WHAT TO WORK ON: An exact repetition of every entry, with no images, is the required answer.

THE DATA:

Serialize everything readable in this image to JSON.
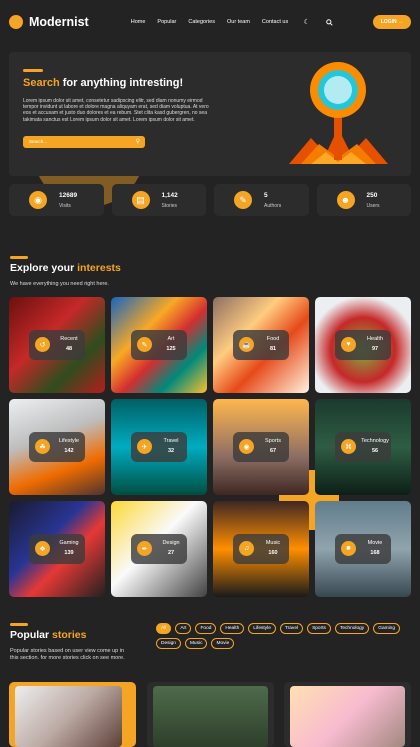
{
  "header": {
    "logo": "Modernist",
    "nav": [
      "Home",
      "Popular",
      "Categories",
      "Our team",
      "Contact us"
    ],
    "login": "LOGIN →"
  },
  "hero": {
    "title_accent": "Search",
    "title_rest": " for anything intresting!",
    "text": "Lorem ipsum dolor sit amet, consetetur sadipscing elitr, sed diam nonumy eirmod tempor invidunt ut labore et dolore magna aliquyam erat, sed diam voluptua. At vero eos et accusam et justo duo dolores et ea rebum. Stet clita kasd gubergren, no sea takimata sanctus est Lorem ipsum dolor sit amet. Lorem ipsum dolor sit amet.",
    "search_placeholder": "Search..."
  },
  "stats": [
    {
      "value": "12689",
      "label": "Visits",
      "icon": "eye-icon"
    },
    {
      "value": "1,142",
      "label": "Stories",
      "icon": "newspaper-icon"
    },
    {
      "value": "5",
      "label": "Authors",
      "icon": "pen-icon"
    },
    {
      "value": "250",
      "label": "Users",
      "icon": "users-icon"
    }
  ],
  "explore": {
    "title_plain": "Explore your ",
    "title_accent": "interests",
    "subtitle": "We have everything you need right here."
  },
  "categories": [
    {
      "label": "Recent",
      "count": "48",
      "icon": "history-icon",
      "bg": "linear-gradient(135deg,#6b1010,#c62828 40%,#2e4d1e 70%,#b71c1c)"
    },
    {
      "label": "Art",
      "count": "125",
      "icon": "brush-icon",
      "bg": "linear-gradient(135deg,#1565c0,#f9a825 35%,#d32f2f 55%,#00897b 75%,#fbc02d)"
    },
    {
      "label": "Food",
      "count": "81",
      "icon": "food-icon",
      "bg": "linear-gradient(135deg,#8d6e63,#ffcc80 35%,#e64a19 60%,#fff3e0)"
    },
    {
      "label": "Health",
      "count": "97",
      "icon": "heart-icon",
      "bg": "radial-gradient(circle at 50% 55%,#7cb342,#c62828 45%,#eceff1 75%)"
    },
    {
      "label": "Lifestyle",
      "count": "142",
      "icon": "leaf-icon",
      "bg": "linear-gradient(160deg,#eceff1,#bdbdbd 40%,#ef6c00 70%,#4e342e)"
    },
    {
      "label": "Travel",
      "count": "32",
      "icon": "plane-icon",
      "bg": "linear-gradient(180deg,#006064,#00acc1 50%,#004d40)"
    },
    {
      "label": "Sports",
      "count": "67",
      "icon": "ball-icon",
      "bg": "linear-gradient(180deg,#ffb74d,#8d6e63 60%,#3e2723)"
    },
    {
      "label": "Technology",
      "count": "56",
      "icon": "chip-icon",
      "bg": "linear-gradient(180deg,#1b3a2e,#2e5d43 50%,#0d1f17)"
    },
    {
      "label": "Gaming",
      "count": "139",
      "icon": "gamepad-icon",
      "bg": "linear-gradient(135deg,#1a1a2e,#283593 40%,#e53935 60%,#212121)"
    },
    {
      "label": "Design",
      "count": "27",
      "icon": "pen-tool-icon",
      "bg": "linear-gradient(135deg,#fdd835,#fafafa 45%,#424242)"
    },
    {
      "label": "Music",
      "count": "160",
      "icon": "headphones-icon",
      "bg": "linear-gradient(180deg,#3e2723,#ff8f00 50%,#1a1a1a)"
    },
    {
      "label": "Movie",
      "count": "168",
      "icon": "camera-icon",
      "bg": "linear-gradient(180deg,#607d8b,#90a4ae 50%,#37474f)"
    }
  ],
  "popular": {
    "title_plain": "Popular ",
    "title_accent": "stories",
    "subtitle": "Popular stories based on user view come up in this section. for more stories click on see more.",
    "filters": [
      "All",
      "Art",
      "Food",
      "Health",
      "Lifestyle",
      "Travel",
      "Sports",
      "Technology",
      "Gaming",
      "Design",
      "Music",
      "Movie"
    ],
    "active_filter": "All"
  },
  "colors": {
    "accent": "#f5a524",
    "bg": "#232323",
    "card": "#2c2c2c"
  }
}
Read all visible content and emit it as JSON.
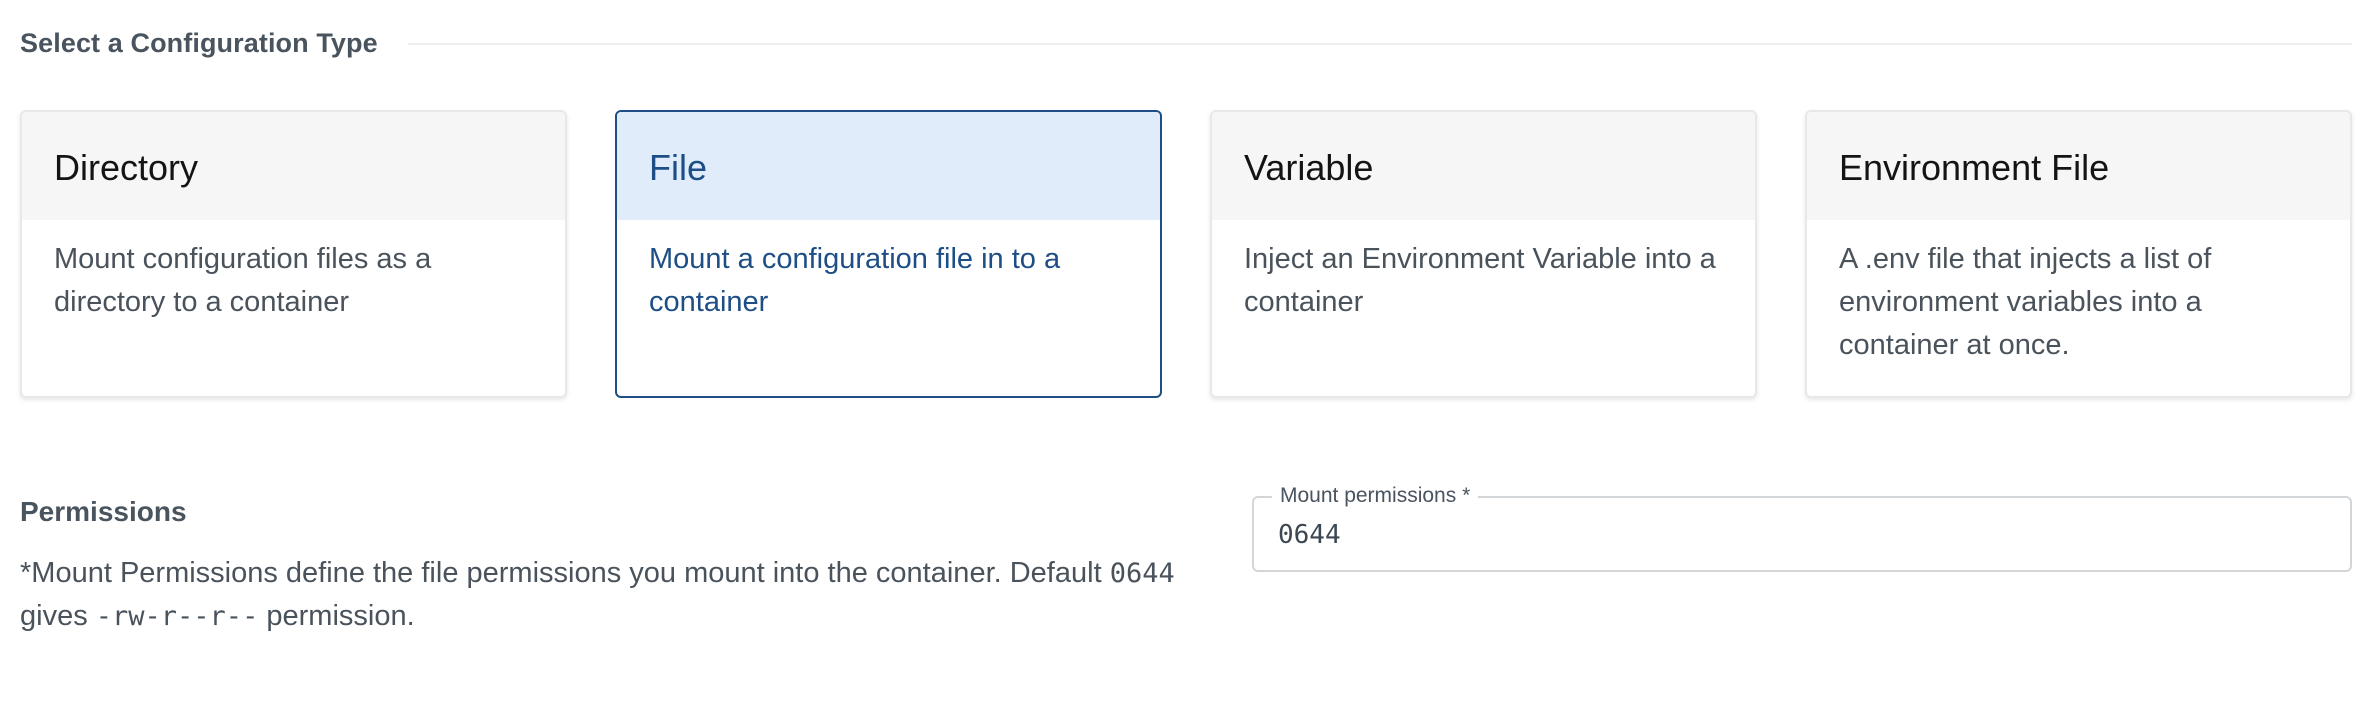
{
  "section": {
    "title": "Select a Configuration Type"
  },
  "cards": [
    {
      "title": "Directory",
      "description": "Mount configuration files as a directory to a container",
      "selected": false
    },
    {
      "title": "File",
      "description": "Mount a configuration file in to a container",
      "selected": true
    },
    {
      "title": "Variable",
      "description": "Inject an Environment Variable into a container",
      "selected": false
    },
    {
      "title": "Environment File",
      "description": "A .env file that injects a list of environment variables into a container at once.",
      "selected": false
    }
  ],
  "permissions": {
    "title": "Permissions",
    "desc_prefix": "*Mount Permissions define the file permissions you mount into the container. Default ",
    "default_value": "0644",
    "desc_middle": " gives ",
    "permission_string": "-rw-r--r--",
    "desc_suffix": " permission."
  },
  "mount_field": {
    "label": "Mount permissions *",
    "value": "0644"
  },
  "colors": {
    "accent": "#1d4e86",
    "selected_header_bg": "#e1ecfa",
    "card_header_bg": "#f6f6f6"
  }
}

RESULT FOR THIS TASK:
Serialize everything readable in this image to JSON.
{
  "header": {
    "logo": "Modernist",
    "nav": [
      "Home",
      "Popular",
      "Categories",
      "Our team",
      "Contact us"
    ],
    "login": "LOGIN →"
  },
  "hero": {
    "title_accent": "Search",
    "title_rest": " for anything intresting!",
    "text": "Lorem ipsum dolor sit amet, consetetur sadipscing elitr, sed diam nonumy eirmod tempor invidunt ut labore et dolore magna aliquyam erat, sed diam voluptua. At vero eos et accusam et justo duo dolores et ea rebum. Stet clita kasd gubergren, no sea takimata sanctus est Lorem ipsum dolor sit amet. Lorem ipsum dolor sit amet.",
    "search_placeholder": "Search..."
  },
  "stats": [
    {
      "value": "12689",
      "label": "Visits",
      "icon": "eye-icon"
    },
    {
      "value": "1,142",
      "label": "Stories",
      "icon": "newspaper-icon"
    },
    {
      "value": "5",
      "label": "Authors",
      "icon": "pen-icon"
    },
    {
      "value": "250",
      "label": "Users",
      "icon": "users-icon"
    }
  ],
  "explore": {
    "title_plain": "Explore your ",
    "title_accent": "interests",
    "subtitle": "We have everything you need right here."
  },
  "categories": [
    {
      "label": "Recent",
      "count": "48",
      "icon": "history-icon",
      "bg": "linear-gradient(135deg,#6b1010,#c62828 40%,#2e4d1e 70%,#b71c1c)"
    },
    {
      "label": "Art",
      "count": "125",
      "icon": "brush-icon",
      "bg": "linear-gradient(135deg,#1565c0,#f9a825 35%,#d32f2f 55%,#00897b 75%,#fbc02d)"
    },
    {
      "label": "Food",
      "count": "81",
      "icon": "food-icon",
      "bg": "linear-gradient(135deg,#8d6e63,#ffcc80 35%,#e64a19 60%,#fff3e0)"
    },
    {
      "label": "Health",
      "count": "97",
      "icon": "heart-icon",
      "bg": "radial-gradient(circle at 50% 55%,#7cb342,#c62828 45%,#eceff1 75%)"
    },
    {
      "label": "Lifestyle",
      "count": "142",
      "icon": "leaf-icon",
      "bg": "linear-gradient(160deg,#eceff1,#bdbdbd 40%,#ef6c00 70%,#4e342e)"
    },
    {
      "label": "Travel",
      "count": "32",
      "icon": "plane-icon",
      "bg": "linear-gradient(180deg,#006064,#00acc1 50%,#004d40)"
    },
    {
      "label": "Sports",
      "count": "67",
      "icon": "ball-icon",
      "bg": "linear-gradient(180deg,#ffb74d,#8d6e63 60%,#3e2723)"
    },
    {
      "label": "Technology",
      "count": "56",
      "icon": "chip-icon",
      "bg": "linear-gradient(180deg,#1b3a2e,#2e5d43 50%,#0d1f17)"
    },
    {
      "label": "Gaming",
      "count": "139",
      "icon": "gamepad-icon",
      "bg": "linear-gradient(135deg,#1a1a2e,#283593 40%,#e53935 60%,#212121)"
    },
    {
      "label": "Design",
      "count": "27",
      "icon": "pen-tool-icon",
      "bg": "linear-gradient(135deg,#fdd835,#fafafa 45%,#424242)"
    },
    {
      "label": "Music",
      "count": "160",
      "icon": "headphones-icon",
      "bg": "linear-gradient(180deg,#3e2723,#ff8f00 50%,#1a1a1a)"
    },
    {
      "label": "Movie",
      "count": "168",
      "icon": "camera-icon",
      "bg": "linear-gradient(180deg,#607d8b,#90a4ae 50%,#37474f)"
    }
  ],
  "popular": {
    "title_plain": "Popular ",
    "title_accent": "stories",
    "subtitle": "Popular stories based on user view come up in this section. for more stories click on see more.",
    "filters": [
      "All",
      "Art",
      "Food",
      "Health",
      "Lifestyle",
      "Travel",
      "Sports",
      "Technology",
      "Gaming",
      "Design",
      "Music",
      "Movie"
    ],
    "active_filter": "All"
  },
  "colors": {
    "accent": "#f5a524",
    "bg": "#232323",
    "card": "#2c2c2c"
  }
}
Read all visible content and emit it as JSON.
{
  "section": {
    "title": "Select a Configuration Type"
  },
  "cards": [
    {
      "title": "Directory",
      "description": "Mount configuration files as a directory to a container",
      "selected": false
    },
    {
      "title": "File",
      "description": "Mount a configuration file in to a container",
      "selected": true
    },
    {
      "title": "Variable",
      "description": "Inject an Environment Variable into a container",
      "selected": false
    },
    {
      "title": "Environment File",
      "description": "A .env file that injects a list of environment variables into a container at once.",
      "selected": false
    }
  ],
  "permissions": {
    "title": "Permissions",
    "desc_prefix": "*Mount Permissions define the file permissions you mount into the container. Default ",
    "default_value": "0644",
    "desc_middle": " gives ",
    "permission_string": "-rw-r--r--",
    "desc_suffix": " permission."
  },
  "mount_field": {
    "label": "Mount permissions *",
    "value": "0644"
  },
  "colors": {
    "accent": "#1d4e86",
    "selected_header_bg": "#e1ecfa",
    "card_header_bg": "#f6f6f6"
  }
}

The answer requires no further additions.